The Colors of the Flight Deck
Intrepid Teens Blog
Posted: 10/26/2009 10:53:17 AM

During flight operations, the flight deck of the aircraft carrier comes to life, and the crewmen responsible for these operations are well aware of the dangers involved. Early on, the US Navy recognized these dangers and established a color-coded uniform system that would differentiate the various responsibilities of flight crewmen. Anyone not wearing the designated colors would not be permitted on the flight deck. The uniform regulations also assure better communication between crewmen as various activities are executed.

Aircraft handling officers, catapult officers, and plane directors wear yellow jerseys over their clothing to designate their responsibilities. Above is an image of two plane directors standing by as a Skyhawk is about to be launched on the Intrepid’s flight deck in the 1960s. Crewmembers wearing blue jerseys work primarily with the yellow jerseys, operating tractors, forklifts, and aircraft elevators, as well as securing and chaining planes to the deck. The catapult and arresting gear crew wear green jerseys. Pictured below are three Intrepid crewmen during the 1971 Eastlant cruise wearing the green jerseys and helmets.

Plane captains, who maneuver the planes as needed and assure that all maintenance work is performed prior to launching, wear brown jerseys. “Grapes” are known for their purple jerseys, and they are responsible for fueling the planes. Ordnance, crash, and salvage crews are designated by their bright red jerseys. Finally, white jerseys are worn by the landing signal officers (LSO), but also a variety of others who are on stand-by and available when needed by the flight deck crews. These include safety and medical personnel as well as the squadron plane inspectors.

As flight operations have evolved over the decades, new positions have been added to the regulations, but the basics of the color-coded uniform system remains unchanged as it has proven to be successful.
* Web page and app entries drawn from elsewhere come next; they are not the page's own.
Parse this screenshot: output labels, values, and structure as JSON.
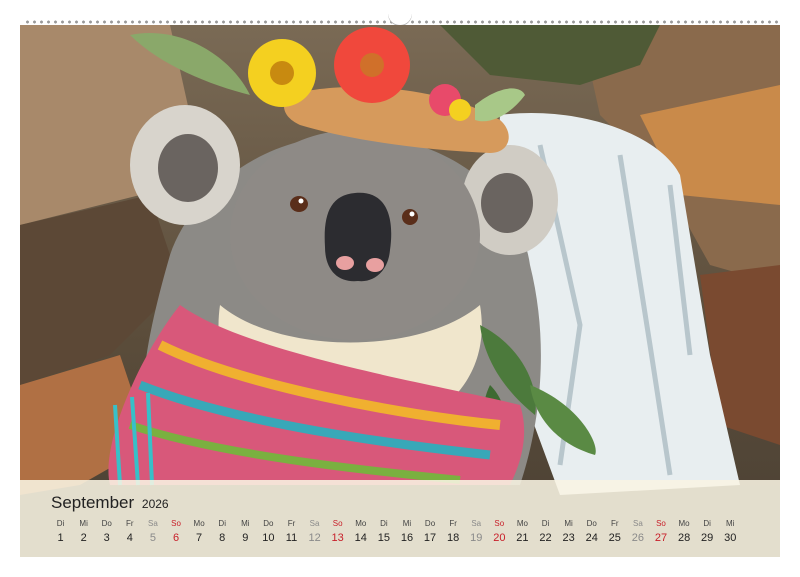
{
  "calendar": {
    "month": "September",
    "year": "2026",
    "days": [
      {
        "dow": "Di",
        "num": "1",
        "kind": "weekday"
      },
      {
        "dow": "Mi",
        "num": "2",
        "kind": "weekday"
      },
      {
        "dow": "Do",
        "num": "3",
        "kind": "weekday"
      },
      {
        "dow": "Fr",
        "num": "4",
        "kind": "weekday"
      },
      {
        "dow": "Sa",
        "num": "5",
        "kind": "sat"
      },
      {
        "dow": "So",
        "num": "6",
        "kind": "sun"
      },
      {
        "dow": "Mo",
        "num": "7",
        "kind": "weekday"
      },
      {
        "dow": "Di",
        "num": "8",
        "kind": "weekday"
      },
      {
        "dow": "Mi",
        "num": "9",
        "kind": "weekday"
      },
      {
        "dow": "Do",
        "num": "10",
        "kind": "weekday"
      },
      {
        "dow": "Fr",
        "num": "11",
        "kind": "weekday"
      },
      {
        "dow": "Sa",
        "num": "12",
        "kind": "sat"
      },
      {
        "dow": "So",
        "num": "13",
        "kind": "sun"
      },
      {
        "dow": "Mo",
        "num": "14",
        "kind": "weekday"
      },
      {
        "dow": "Di",
        "num": "15",
        "kind": "weekday"
      },
      {
        "dow": "Mi",
        "num": "16",
        "kind": "weekday"
      },
      {
        "dow": "Do",
        "num": "17",
        "kind": "weekday"
      },
      {
        "dow": "Fr",
        "num": "18",
        "kind": "weekday"
      },
      {
        "dow": "Sa",
        "num": "19",
        "kind": "sat"
      },
      {
        "dow": "So",
        "num": "20",
        "kind": "sun"
      },
      {
        "dow": "Mo",
        "num": "21",
        "kind": "weekday"
      },
      {
        "dow": "Di",
        "num": "22",
        "kind": "weekday"
      },
      {
        "dow": "Mi",
        "num": "23",
        "kind": "weekday"
      },
      {
        "dow": "Do",
        "num": "24",
        "kind": "weekday"
      },
      {
        "dow": "Fr",
        "num": "25",
        "kind": "weekday"
      },
      {
        "dow": "Sa",
        "num": "26",
        "kind": "sat"
      },
      {
        "dow": "So",
        "num": "27",
        "kind": "sun"
      },
      {
        "dow": "Mo",
        "num": "28",
        "kind": "weekday"
      },
      {
        "dow": "Di",
        "num": "29",
        "kind": "weekday"
      },
      {
        "dow": "Mi",
        "num": "30",
        "kind": "weekday"
      }
    ]
  },
  "colors": {
    "sunday": "#c8202a",
    "saturday": "#8a8a8a",
    "weekday": "#222222",
    "calendar_strip": "#f8f4e2"
  }
}
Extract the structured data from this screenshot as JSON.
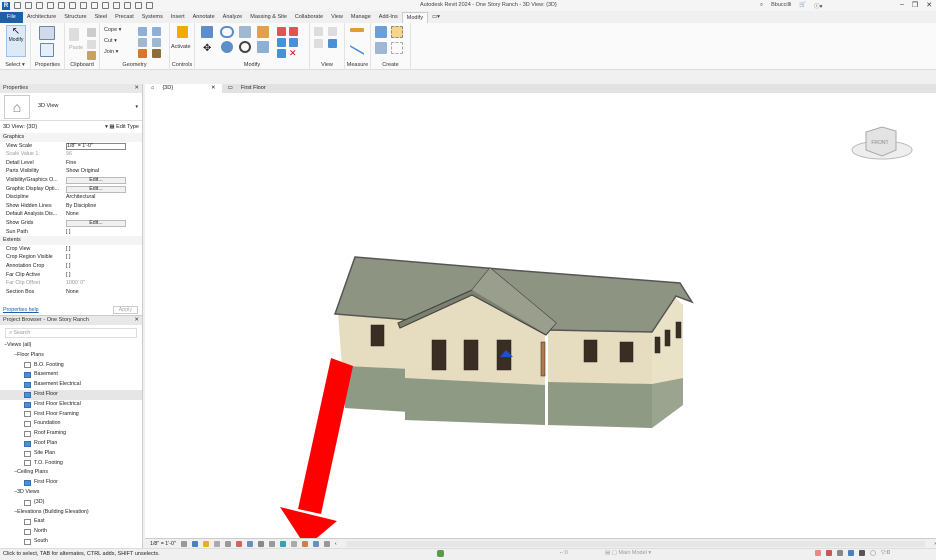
{
  "app": {
    "title": "Autodesk Revit 2024 - One Story Ranch - 3D View: {3D}",
    "user": "Bbuccilli",
    "logo": "R"
  },
  "tabs": [
    "File",
    "Architecture",
    "Structure",
    "Steel",
    "Precast",
    "Systems",
    "Insert",
    "Annotate",
    "Analyze",
    "Massing & Site",
    "Collaborate",
    "View",
    "Manage",
    "Add-Ins",
    "Modify"
  ],
  "ribbon": {
    "panels": [
      "Select ▾",
      "Properties",
      "Clipboard",
      "Geometry",
      "Controls",
      "Modify",
      "View",
      "Measure",
      "Create"
    ],
    "buttons": {
      "modify": "Modify",
      "paste": "Paste",
      "cope": "Cope ▾",
      "cut": "Cut ▾",
      "join": "Join ▾",
      "activate": "Activate"
    }
  },
  "properties": {
    "header": "Properties",
    "type_name": "3D View",
    "selector": "3D View: {3D}",
    "edit_type": "Edit Type",
    "groups": [
      {
        "name": "Graphics",
        "rows": [
          [
            "View Scale",
            "1/8\" = 1'-0\""
          ],
          [
            "Scale Value    1:",
            "96"
          ],
          [
            "Detail Level",
            "Fine"
          ],
          [
            "Parts Visibility",
            "Show Original"
          ],
          [
            "Visibility/Graphics O...",
            "Edit..."
          ],
          [
            "Graphic Display Opti...",
            "Edit..."
          ],
          [
            "Discipline",
            "Architectural"
          ],
          [
            "Show Hidden Lines",
            "By Discipline"
          ],
          [
            "Default Analysis Dis...",
            "None"
          ],
          [
            "Show Grids",
            "Edit..."
          ],
          [
            "Sun Path",
            "[ ]"
          ]
        ]
      },
      {
        "name": "Extents",
        "rows": [
          [
            "Crop View",
            "[ ]"
          ],
          [
            "Crop Region Visible",
            "[ ]"
          ],
          [
            "Annotation Crop",
            "[ ]"
          ],
          [
            "Far Clip Active",
            "[ ]"
          ],
          [
            "Far Clip Offset",
            "1000'  0\""
          ],
          [
            "Section Box",
            "None"
          ]
        ]
      }
    ],
    "help_link": "Properties help",
    "apply": "Apply"
  },
  "browser": {
    "header": "Project Browser - One Story Ranch",
    "search_placeholder": "Search",
    "tree": [
      {
        "label": "Views (all)",
        "level": 0,
        "type": "root"
      },
      {
        "label": "Floor Plans",
        "level": 1,
        "type": "group"
      },
      {
        "label": "B.O. Footing",
        "level": 2,
        "on": false
      },
      {
        "label": "Basement",
        "level": 2,
        "on": true
      },
      {
        "label": "Basement Electrical",
        "level": 2,
        "on": true
      },
      {
        "label": "First Floor",
        "level": 2,
        "on": true,
        "selected": true
      },
      {
        "label": "First Floor Electrical",
        "level": 2,
        "on": true
      },
      {
        "label": "First Floor Framing",
        "level": 2,
        "on": false
      },
      {
        "label": "Foundation",
        "level": 2,
        "on": false
      },
      {
        "label": "Roof Framing",
        "level": 2,
        "on": false
      },
      {
        "label": "Roof Plan",
        "level": 2,
        "on": true
      },
      {
        "label": "Site Plan",
        "level": 2,
        "on": false
      },
      {
        "label": "T.O. Footing",
        "level": 2,
        "on": false
      },
      {
        "label": "Ceiling Plans",
        "level": 1,
        "type": "group"
      },
      {
        "label": "First Floor",
        "level": 2,
        "on": true
      },
      {
        "label": "3D Views",
        "level": 1,
        "type": "group"
      },
      {
        "label": "{3D}",
        "level": 2,
        "on": false
      },
      {
        "label": "Elevations (Building Elevation)",
        "level": 1,
        "type": "group"
      },
      {
        "label": "East",
        "level": 2,
        "on": false
      },
      {
        "label": "North",
        "level": 2,
        "on": false
      },
      {
        "label": "South",
        "level": 2,
        "on": false
      }
    ]
  },
  "view_tabs": [
    {
      "label": "{3D}",
      "active": true
    },
    {
      "label": "First Floor",
      "active": false
    }
  ],
  "viewcube": {
    "face": "FRONT"
  },
  "view_control": {
    "scale": "1/8\" = 1'-0\""
  },
  "status": {
    "text": "Click to select, TAB for alternates, CTRL adds, SHIFT unselects.",
    "model": "Main Model",
    "selected_count": ":0",
    "filter_count": ":0"
  },
  "colors": {
    "accent": "#1f5fa8",
    "arrow": "#ff0000",
    "roof": "#8e9482",
    "wall": "#e6dcc0",
    "base": "#8f9a84"
  }
}
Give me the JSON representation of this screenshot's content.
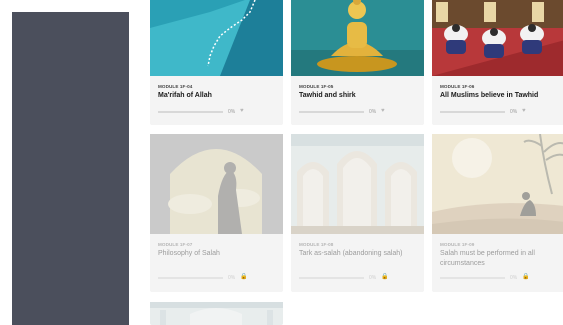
{
  "cards": [
    {
      "code": "MODULE 1F-04",
      "title": "Ma'rifah of Allah",
      "percent": "0%",
      "progress": 0,
      "locked": false,
      "image_icon": "mountain-path-icon"
    },
    {
      "code": "MODULE 1F-05",
      "title": "Tawhid and shirk",
      "percent": "0%",
      "progress": 0,
      "locked": false,
      "image_icon": "buddha-statue-icon"
    },
    {
      "code": "MODULE 1F-06",
      "title": "All Muslims believe in Tawhid",
      "percent": "0%",
      "progress": 0,
      "locked": false,
      "image_icon": "people-praying-icon"
    },
    {
      "code": "MODULE 1F-07",
      "title": "Philosophy of Salah",
      "percent": "0%",
      "progress": 0,
      "locked": true,
      "image_icon": "praying-woman-window-icon"
    },
    {
      "code": "MODULE 1F-08",
      "title": "Tark as-salah (abandoning salah)",
      "percent": "0%",
      "progress": 0,
      "locked": true,
      "image_icon": "mosque-arches-icon"
    },
    {
      "code": "MODULE 1F-09",
      "title": "Salah must be performed in all circumstances",
      "percent": "0%",
      "progress": 0,
      "locked": true,
      "image_icon": "desert-prayer-icon"
    }
  ],
  "heart_glyph": "♥",
  "lock_glyph": "🔒",
  "colors": {
    "sidebar": "#4b4f5c",
    "card_bg": "#f4f4f4"
  }
}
For more information on this topic, check out “Color-Coded Sailors: On the Flight Deck, Your Shirt Says It All” at

Britta K. Arendt
Collections Manager